The real excuse is the harder one to admit of course. July had left me physically and emotionally exhausted. It is the first summer that all three boys have been completely mobile so I have been breaking up arguments, monitoring pillow fights and running back and forth from the front yard to the back yard to keep an eye on whichever kid decides to be where at that moment. This is also the first summer after Howie’s autism diagnosis, and I have schedules and routines and therapies to plan. I have become quite good at making things run smoothly around here, but it takes an enormous amount of time and effort to do that. There’s no sitting in the yard in a lawn chair sipping ice tea while my kids play. It’s constant hands-on parenting, twenty-four hours a day.
I wrote how upset and frustrated this all left me. The one thing – the ONE thing – I set aside for myself to do I couldn’t seem to get to it. Running was just mine, just me and my “Glee” songs on my iPod and 45 minutes of alone time. But I was spending so much energy planning and putting out fires before they started I was left feeling like human flame retardant. Sure, I could have set the alarm for 5:30am. But in so many cases, I had just crawled back into my bed after getting someone back to sleep an hour or so earlier. I was so…tired.
I wrote how this was all contributing to me being in a dark place. I was resenting the fact that I couldn’t just take off and run, or even shower, without the “permission” of four other people. I wrote that I had come to the realization that this was just how things were going to be, that right now everything and everyone else had to come first for our lives to feel like there was some order. I wrote how I had just stopped trying to find my missing iPod.
And, just as I was about to publish that post, this was in my e-mail inbox:
Be selfish (click on the words to see the link)
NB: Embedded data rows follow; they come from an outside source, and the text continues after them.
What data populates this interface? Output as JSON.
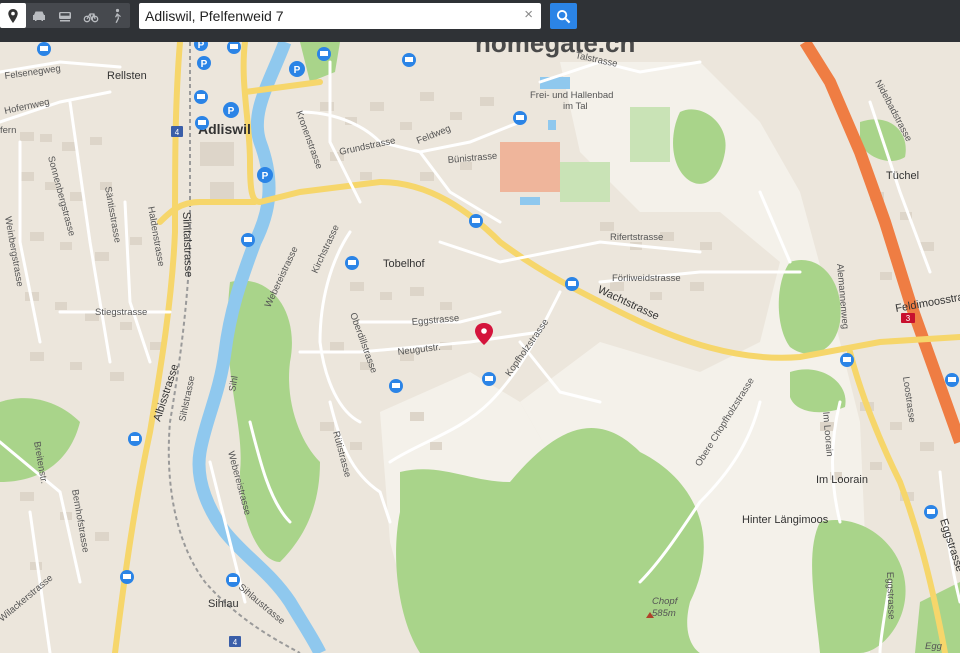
{
  "search": {
    "value": "Adliswil, Pfelfenweid 7",
    "clear": "×"
  },
  "modes": [
    {
      "name": "location",
      "active": true
    },
    {
      "name": "car",
      "active": false
    },
    {
      "name": "train",
      "active": false
    },
    {
      "name": "bike",
      "active": false
    },
    {
      "name": "walk",
      "active": false
    }
  ],
  "watermark": "homegate.ch",
  "labels": {
    "adliswil": "Adliswil",
    "tobelhof": "Tobelhof",
    "tuchel": "Tüchel",
    "rellsten": "Rellsten",
    "freibad": "Frei- und Hallenbad",
    "imtal": "im Tal",
    "hinter": "Hinter Längimoos",
    "imloorain": "Im Loorain",
    "sihlau": "Sihlau",
    "chopf": "Chopf",
    "chopf_h": "585m",
    "fern": "fern",
    "egg": "Egg"
  },
  "streets": {
    "felsenegg": "Felsenegweg",
    "hofern": "Hofernweg",
    "talstrasse": "Talstrasse",
    "nidelbad": "Nidelbadstrasse",
    "feldweg": "Feldweg",
    "grund": "Grundstrasse",
    "kronen": "Kronenstrasse",
    "buni": "Bünistrasse",
    "rifert": "Rifertstrasse",
    "forliweid": "Förliweidstrasse",
    "wacht": "Wachtstrasse",
    "egg": "Eggstrasse",
    "neugut": "Neugutstr.",
    "oberdil": "Oberdillstrasse",
    "kirch": "Kirchstrasse",
    "weberei": "Webereistrasse",
    "weberei2": "Webereistrasse",
    "sihltal": "Sihltalstrasse",
    "albis": "Albisstrasse",
    "sihlstr": "Sihlstrasse",
    "sihlau": "Sihlaustrasse",
    "stieg": "Stiegstrasse",
    "sonnenberg": "Sonnenbergstrasse",
    "sant": "Säntisstrasse",
    "halden": "Haldenstrasse",
    "weinberg": "Weinbergstrasse",
    "breiten": "Breitenstr.",
    "bernhof": "Bernhofstrasse",
    "wilacker": "Wilackerstrasse",
    "kopfholz": "Kopfholzstrasse",
    "ruti": "Rütistrasse",
    "oberechopf": "Obere Chopfholzstrasse",
    "loor": "Loostrasse",
    "alemannen": "Alemannenweg",
    "feldimoos": "Feldimoosstrasse",
    "eggstr2": "Eggstrasse",
    "egg_south": "Eggstrasse",
    "sihl": "Sihl",
    "imloor": "Im Loorain"
  },
  "shields": {
    "a": "4",
    "b": "4",
    "c": "3"
  },
  "colors": {
    "accent": "#2b84e6",
    "pin": "#d4143c",
    "motorway": "#ef7d43",
    "main": "#f6d66b",
    "water": "#8fc8ee",
    "forest": "#a9d48a"
  }
}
I follow Luau’s wife’s excellent blog, and she had linked to his running blog when he wrote how living with autism is like running a marathon. I had commented on that post, saying that it helped me realize that I need to take care of some things around here before I can start running again. And then, this new post from him arrived. He wrote about how important it is to take care of ourselves, that being selfish isn’t a dirty word although so many of us think it is. That if we aren’t a little selfish, then we aren’t any good to the people that we are trying to care of. And at the top it says – to me – “you will run that 5K“.
I stopped writing my ugly post and wrote this one instead.
He’s totally right. I need to be a little selfish. I need that time to make me a better parent and wife. Not only does it give me a few minutes away from the chaos, it also shows my kids that taking care of myself is important. It doesn’t have to be running for everyone – as he wrote it could be just getting a haircut or a evening out for dessert and wine with some friends. We all need to find that one thing that is just for us and stick with it. Otherwise we could fall apart and be of no use to anyone. However, what was most remarkable to me was that here was someone who doesn’t even know me reminding me that I needed to get running again. It just shows how well this community supports each other. Because if we don’t pick each other up, no one else will.
His post was the kick in the butt that I needed. I finished reading it, closed my computer, and looked for my iPod. It was right where it should be, but I wasn’t able to find it before behind the mess. My alarm is set for 6:30am tomororw, and I plan to run even if the whole house is already awake by then. Every day in my life may feel like a marathon, but to get to that finish line I need to be in the best shape of my life.
I have eight weeks until the day of the Flutie Foundation race. And Luau is right. I will run that 5K.
“It was a beautiful day, sun beat down.
I had the radio on, I was drivin’
Trees went by, Me and Del were singing
little Runaway, I was flyin’
Running down a dream.
Never would come to me.
Working on a mystery.
Going wherever it leads.
Runnin’ down a dream.” – Runnin’ Down A Dream by Tom Petty